» WORK ITEM: Among the entries below, how many lines have the word "triangle"? Answer only with the number.
── DATA SUPPLIED
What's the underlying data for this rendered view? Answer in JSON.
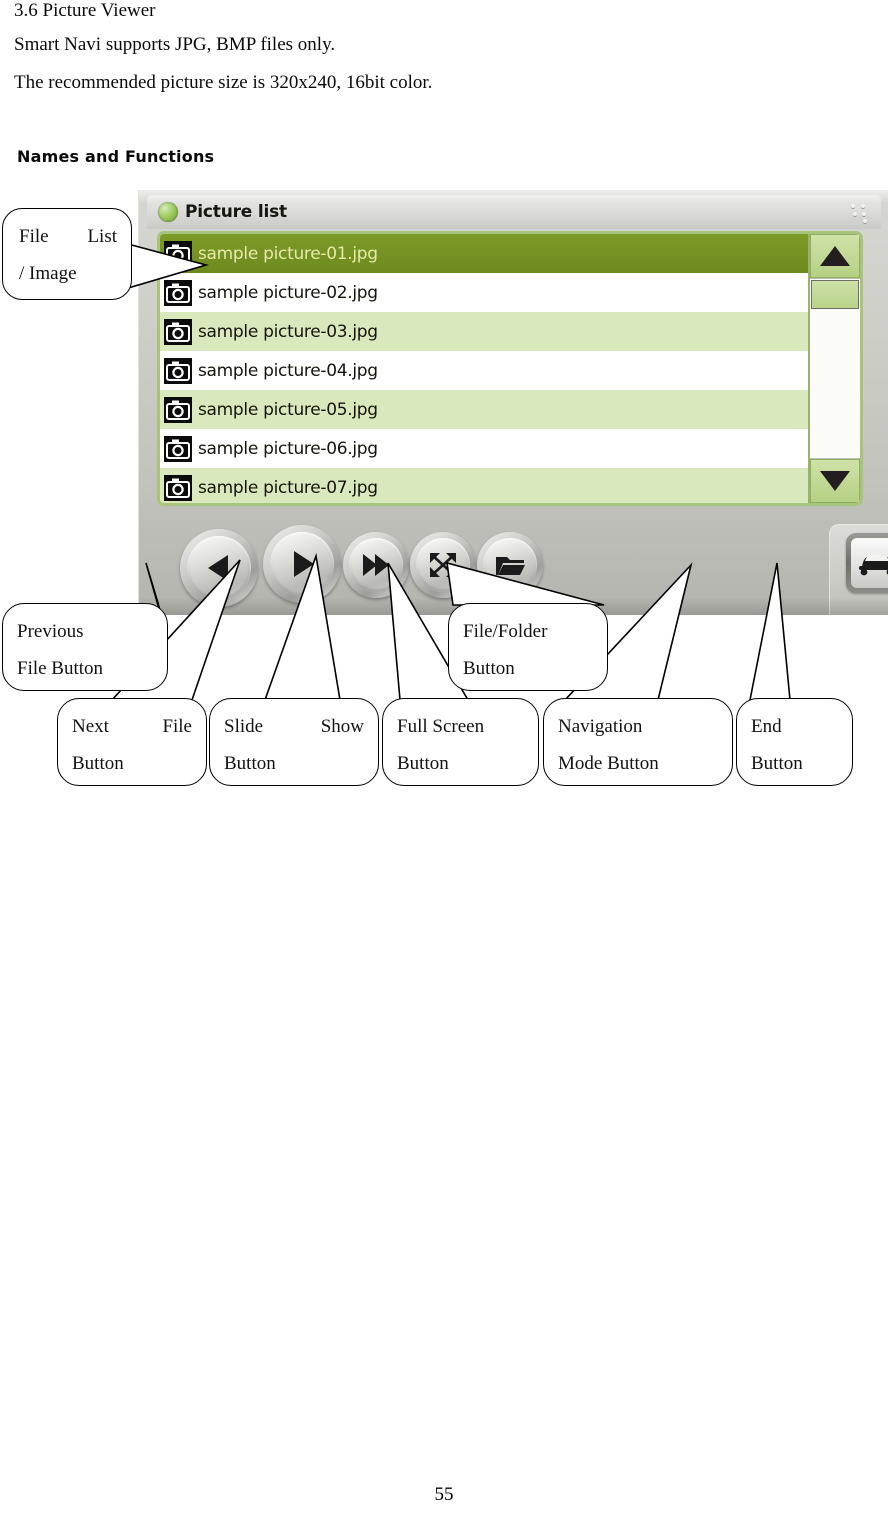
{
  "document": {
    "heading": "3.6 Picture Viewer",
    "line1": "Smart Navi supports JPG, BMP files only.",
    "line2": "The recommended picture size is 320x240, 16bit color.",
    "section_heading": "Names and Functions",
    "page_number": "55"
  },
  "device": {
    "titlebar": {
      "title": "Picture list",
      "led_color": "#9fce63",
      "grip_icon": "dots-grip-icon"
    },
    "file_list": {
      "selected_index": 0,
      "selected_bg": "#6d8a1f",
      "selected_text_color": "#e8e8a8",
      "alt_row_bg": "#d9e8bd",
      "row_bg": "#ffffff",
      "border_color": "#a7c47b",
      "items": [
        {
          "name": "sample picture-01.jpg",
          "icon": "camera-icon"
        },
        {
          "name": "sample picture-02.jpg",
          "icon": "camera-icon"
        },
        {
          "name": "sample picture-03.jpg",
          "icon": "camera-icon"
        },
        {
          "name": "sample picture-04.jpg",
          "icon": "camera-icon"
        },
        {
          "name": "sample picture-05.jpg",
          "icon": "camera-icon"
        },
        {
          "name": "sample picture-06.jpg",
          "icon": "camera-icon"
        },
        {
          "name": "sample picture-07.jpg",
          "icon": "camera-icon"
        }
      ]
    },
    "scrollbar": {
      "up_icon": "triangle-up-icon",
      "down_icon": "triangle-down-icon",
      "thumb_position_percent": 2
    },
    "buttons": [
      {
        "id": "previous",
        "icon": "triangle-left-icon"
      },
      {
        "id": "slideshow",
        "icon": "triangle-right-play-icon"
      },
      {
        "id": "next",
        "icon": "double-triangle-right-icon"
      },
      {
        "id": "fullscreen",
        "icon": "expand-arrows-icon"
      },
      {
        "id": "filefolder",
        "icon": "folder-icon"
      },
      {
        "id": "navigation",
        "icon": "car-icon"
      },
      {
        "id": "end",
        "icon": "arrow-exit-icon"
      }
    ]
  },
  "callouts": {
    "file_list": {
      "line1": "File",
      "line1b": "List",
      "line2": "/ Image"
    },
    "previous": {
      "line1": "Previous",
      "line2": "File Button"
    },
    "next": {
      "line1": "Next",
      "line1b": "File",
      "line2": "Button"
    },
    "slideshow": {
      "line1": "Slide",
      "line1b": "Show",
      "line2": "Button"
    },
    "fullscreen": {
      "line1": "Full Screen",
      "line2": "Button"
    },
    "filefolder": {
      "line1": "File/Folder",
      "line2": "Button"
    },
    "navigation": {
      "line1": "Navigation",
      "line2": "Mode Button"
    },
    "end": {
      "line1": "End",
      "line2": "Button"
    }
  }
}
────
» ANSWER FOR THE TASK: 5